A theory of sub-glacial till deformation which predicts the correct wavelength for Rogen moraine formation has emerged over the past few years. It relies on plausible values for ice velocity, shear stress and the water pressure beneath the ice, none of which are well constrained. These values are sufficient to define a till viscosity. The wavelength of Rogen moraine formation is particularly dependent on the ice viscosity chosen, which is a much better constrained parameter. The theory is compared with an extensive suite of Rogen moraine wavelength measurements taken from imagery of Europe and Canada. The theory shows qualitative promise in explaining some aspects of drumlinisation of pre- exisiting relief, and can explain the curious phenomenon of drumlins having blunt ends at either or both ends.
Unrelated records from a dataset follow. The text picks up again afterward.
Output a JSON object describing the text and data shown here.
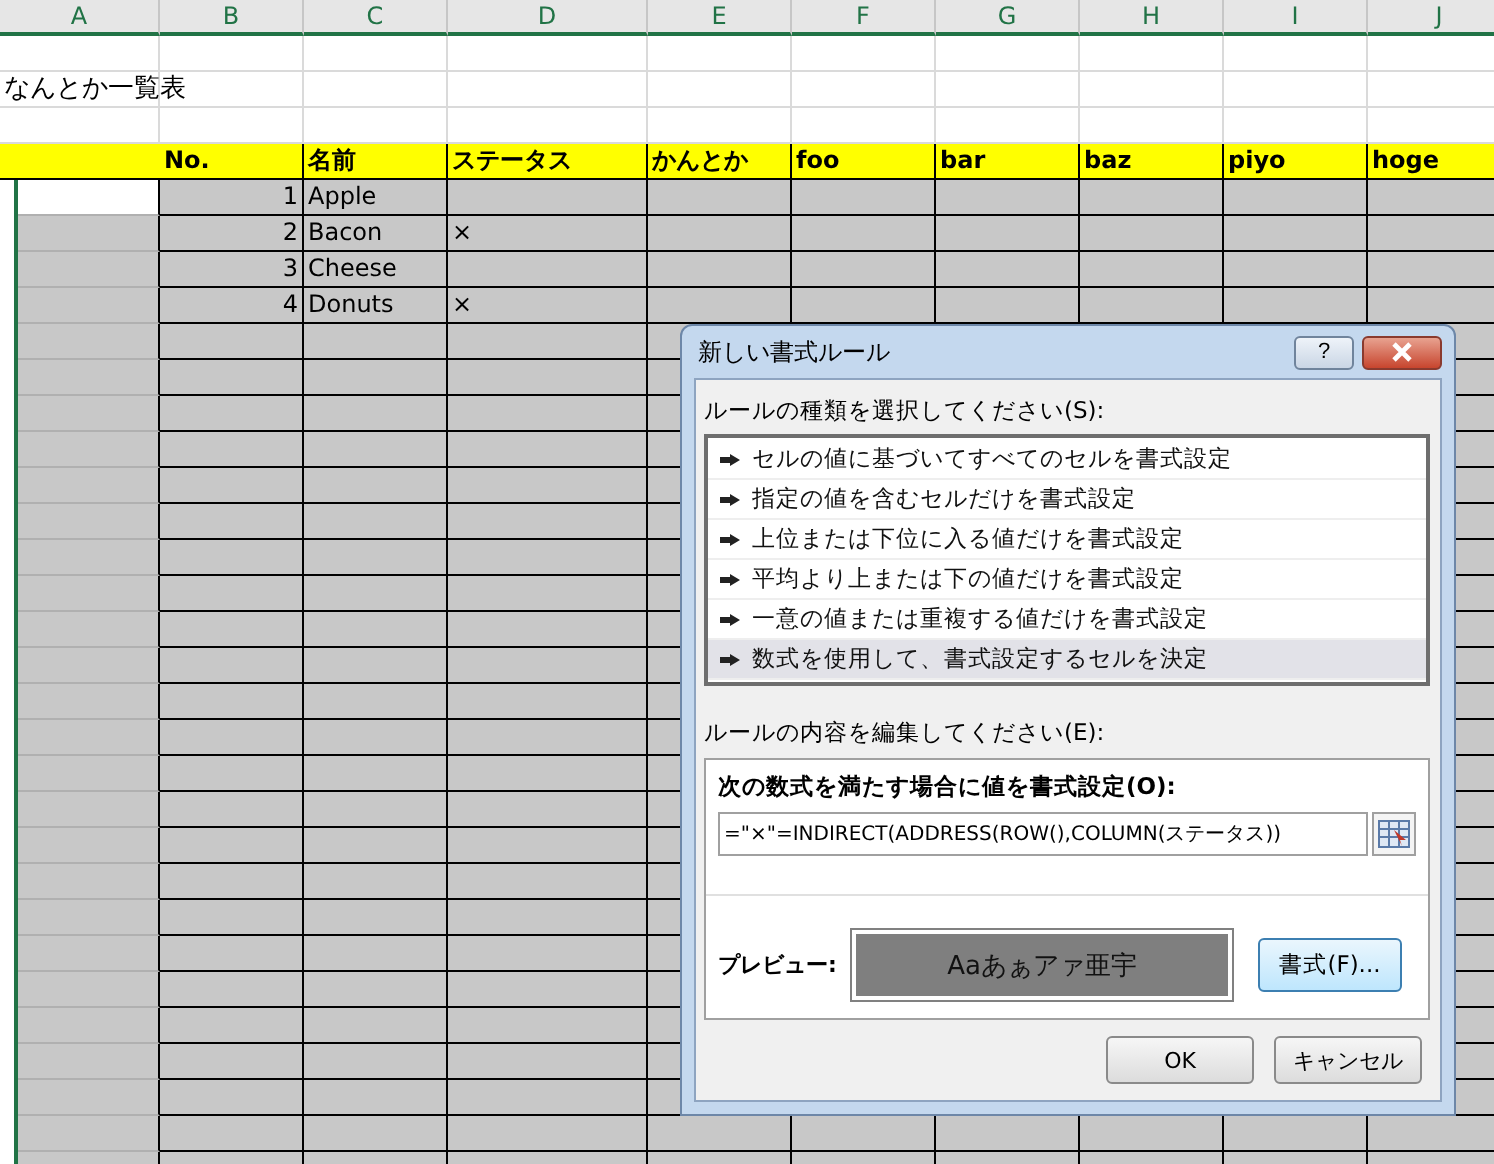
{
  "sheet": {
    "column_headers": [
      "A",
      "B",
      "C",
      "D",
      "E",
      "F",
      "G",
      "H",
      "I",
      "J"
    ],
    "title": "なんとか一覧表",
    "header_row": [
      "No.",
      "名前",
      "ステータス",
      "かんとか",
      "foo",
      "bar",
      "baz",
      "piyo",
      "hoge"
    ],
    "rows": [
      {
        "no": "1",
        "name": "Apple"
      },
      {
        "no": "2",
        "name": "Bacon",
        "status": "×"
      },
      {
        "no": "3",
        "name": "Cheese"
      },
      {
        "no": "4",
        "name": "Donuts",
        "status": "×"
      }
    ]
  },
  "dialog": {
    "title": "新しい書式ルール",
    "help_button": "?",
    "rule_type_label": "ルールの種類を選択してください(S):",
    "rule_types": [
      {
        "label": "セルの値に基づいてすべてのセルを書式設定",
        "selected": false
      },
      {
        "label": "指定の値を含むセルだけを書式設定",
        "selected": false
      },
      {
        "label": "上位または下位に入る値だけを書式設定",
        "selected": false
      },
      {
        "label": "平均より上または下の値だけを書式設定",
        "selected": false
      },
      {
        "label": "一意の値または重複する値だけを書式設定",
        "selected": false
      },
      {
        "label": "数式を使用して、書式設定するセルを決定",
        "selected": true
      }
    ],
    "edit_label": "ルールの内容を編集してください(E):",
    "formula_label": "次の数式を満たす場合に値を書式設定(O):",
    "formula": "=\"×\"=INDIRECT(ADDRESS(ROW(),COLUMN(ステータス))",
    "preview_label": "プレビュー:",
    "preview_text": "Aaあぁアァ亜宇",
    "format_button": "書式(F)...",
    "buttons": [
      "OK",
      "キャンセル"
    ]
  }
}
The theory has yet to explain drumlin formation as a 3d instability phenomenon, and may have some difficulties in explaining the relative thickneses of till carapaces and stratified cores, if these phenomena are associated with instabilities rather than drumlinisation of pre-existing features.
In this paper, a recent version of the theory is presented and its successes and difficulties are discussed.
|Conference||XVI Congress of the International Union for Quaternary Research|
|Period||24/07/03 → 30/07/03|
- Rogen moraine